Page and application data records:
# # # # # # #

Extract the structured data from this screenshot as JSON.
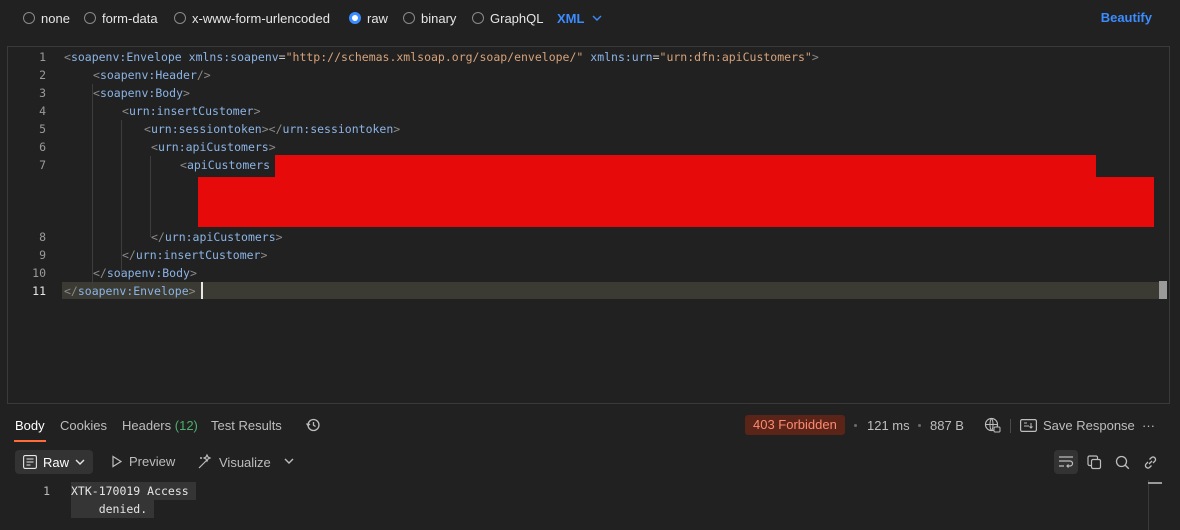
{
  "body_types": {
    "options": [
      "none",
      "form-data",
      "x-www-form-urlencoded",
      "raw",
      "binary",
      "GraphQL"
    ],
    "selected": "raw",
    "language": "XML",
    "beautify_label": "Beautify"
  },
  "editor": {
    "line_numbers": [
      "1",
      "2",
      "3",
      "4",
      "5",
      "6",
      "7",
      "8",
      "9",
      "10",
      "11"
    ],
    "active_line": "11",
    "lines": {
      "l1": {
        "open": "<",
        "tag": "soapenv:Envelope",
        "attr1": "xmlns:soapenv",
        "val1": "\"http://schemas.xmlsoap.org/soap/envelope/\"",
        "attr2": "xmlns:urn",
        "val2": "\"urn:dfn:apiCustomers\"",
        "close": ">"
      },
      "l2": {
        "open": "<",
        "tag": "soapenv:Header",
        "close": "/>"
      },
      "l3": {
        "open": "<",
        "tag": "soapenv:Body",
        "close": ">"
      },
      "l4": {
        "open": "<",
        "tag": "urn:insertCustomer",
        "close": ">"
      },
      "l5": {
        "open": "<",
        "tag": "urn:sessiontoken",
        "mid": "></",
        "tag2": "urn:sessiontoken",
        "close": ">"
      },
      "l6": {
        "open": "<",
        "tag": "urn:apiCustomers",
        "close": ">"
      },
      "l7": {
        "open": "<",
        "tag": "apiCustomers"
      },
      "l8": {
        "open": "</",
        "tag": "urn:apiCustomers",
        "close": ">"
      },
      "l9": {
        "open": "</",
        "tag": "urn:insertCustomer",
        "close": ">"
      },
      "l10": {
        "open": "</",
        "tag": "soapenv:Body",
        "close": ">"
      },
      "l11": {
        "open": "</",
        "tag": "soapenv:Envelope",
        "close": ">"
      }
    },
    "redaction_color": "#e60a0a"
  },
  "response": {
    "tabs": {
      "body": "Body",
      "cookies": "Cookies",
      "headers": "Headers",
      "headers_count": "(12)",
      "test_results": "Test Results"
    },
    "status": "403 Forbidden",
    "time": "121 ms",
    "size": "887 B",
    "save_label": "Save Response",
    "more_label": "···",
    "view_mode": "Raw",
    "preview_label": "Preview",
    "visualize_label": "Visualize",
    "line_number": "1",
    "body_lines": [
      "XTK-170019 Access",
      "    denied."
    ]
  },
  "colors": {
    "accent": "#3b8cff",
    "status_bg": "#5a2418",
    "status_text": "#ff8a70",
    "tab_indicator": "#ff6c37",
    "count_green": "#4caf6e"
  },
  "icons": [
    "chevron-down-icon",
    "history-icon",
    "globe-lock-icon",
    "save-response-icon",
    "more-icon",
    "raw-icon",
    "play-icon",
    "visualize-icon",
    "wrap-icon",
    "copy-icon",
    "search-icon",
    "link-icon"
  ]
}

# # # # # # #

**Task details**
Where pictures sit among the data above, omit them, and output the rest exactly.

**Reply to the task**
Extract the structured data from this screenshot as JSON.
{
  "body_types": {
    "options": [
      "none",
      "form-data",
      "x-www-form-urlencoded",
      "raw",
      "binary",
      "GraphQL"
    ],
    "selected": "raw",
    "language": "XML",
    "beautify_label": "Beautify"
  },
  "editor": {
    "line_numbers": [
      "1",
      "2",
      "3",
      "4",
      "5",
      "6",
      "7",
      "8",
      "9",
      "10",
      "11"
    ],
    "active_line": "11",
    "lines": {
      "l1": {
        "open": "<",
        "tag": "soapenv:Envelope",
        "attr1": "xmlns:soapenv",
        "val1": "\"http://schemas.xmlsoap.org/soap/envelope/\"",
        "attr2": "xmlns:urn",
        "val2": "\"urn:dfn:apiCustomers\"",
        "close": ">"
      },
      "l2": {
        "open": "<",
        "tag": "soapenv:Header",
        "close": "/>"
      },
      "l3": {
        "open": "<",
        "tag": "soapenv:Body",
        "close": ">"
      },
      "l4": {
        "open": "<",
        "tag": "urn:insertCustomer",
        "close": ">"
      },
      "l5": {
        "open": "<",
        "tag": "urn:sessiontoken",
        "mid": "></",
        "tag2": "urn:sessiontoken",
        "close": ">"
      },
      "l6": {
        "open": "<",
        "tag": "urn:apiCustomers",
        "close": ">"
      },
      "l7": {
        "open": "<",
        "tag": "apiCustomers"
      },
      "l8": {
        "open": "</",
        "tag": "urn:apiCustomers",
        "close": ">"
      },
      "l9": {
        "open": "</",
        "tag": "urn:insertCustomer",
        "close": ">"
      },
      "l10": {
        "open": "</",
        "tag": "soapenv:Body",
        "close": ">"
      },
      "l11": {
        "open": "</",
        "tag": "soapenv:Envelope",
        "close": ">"
      }
    },
    "redaction_color": "#e60a0a"
  },
  "response": {
    "tabs": {
      "body": "Body",
      "cookies": "Cookies",
      "headers": "Headers",
      "headers_count": "(12)",
      "test_results": "Test Results"
    },
    "status": "403 Forbidden",
    "time": "121 ms",
    "size": "887 B",
    "save_label": "Save Response",
    "more_label": "···",
    "view_mode": "Raw",
    "preview_label": "Preview",
    "visualize_label": "Visualize",
    "line_number": "1",
    "body_lines": [
      "XTK-170019 Access",
      "    denied."
    ]
  },
  "colors": {
    "accent": "#3b8cff",
    "status_bg": "#5a2418",
    "status_text": "#ff8a70",
    "tab_indicator": "#ff6c37",
    "count_green": "#4caf6e"
  },
  "icons": [
    "chevron-down-icon",
    "history-icon",
    "globe-lock-icon",
    "save-response-icon",
    "more-icon",
    "raw-icon",
    "play-icon",
    "visualize-icon",
    "wrap-icon",
    "copy-icon",
    "search-icon",
    "link-icon"
  ]
}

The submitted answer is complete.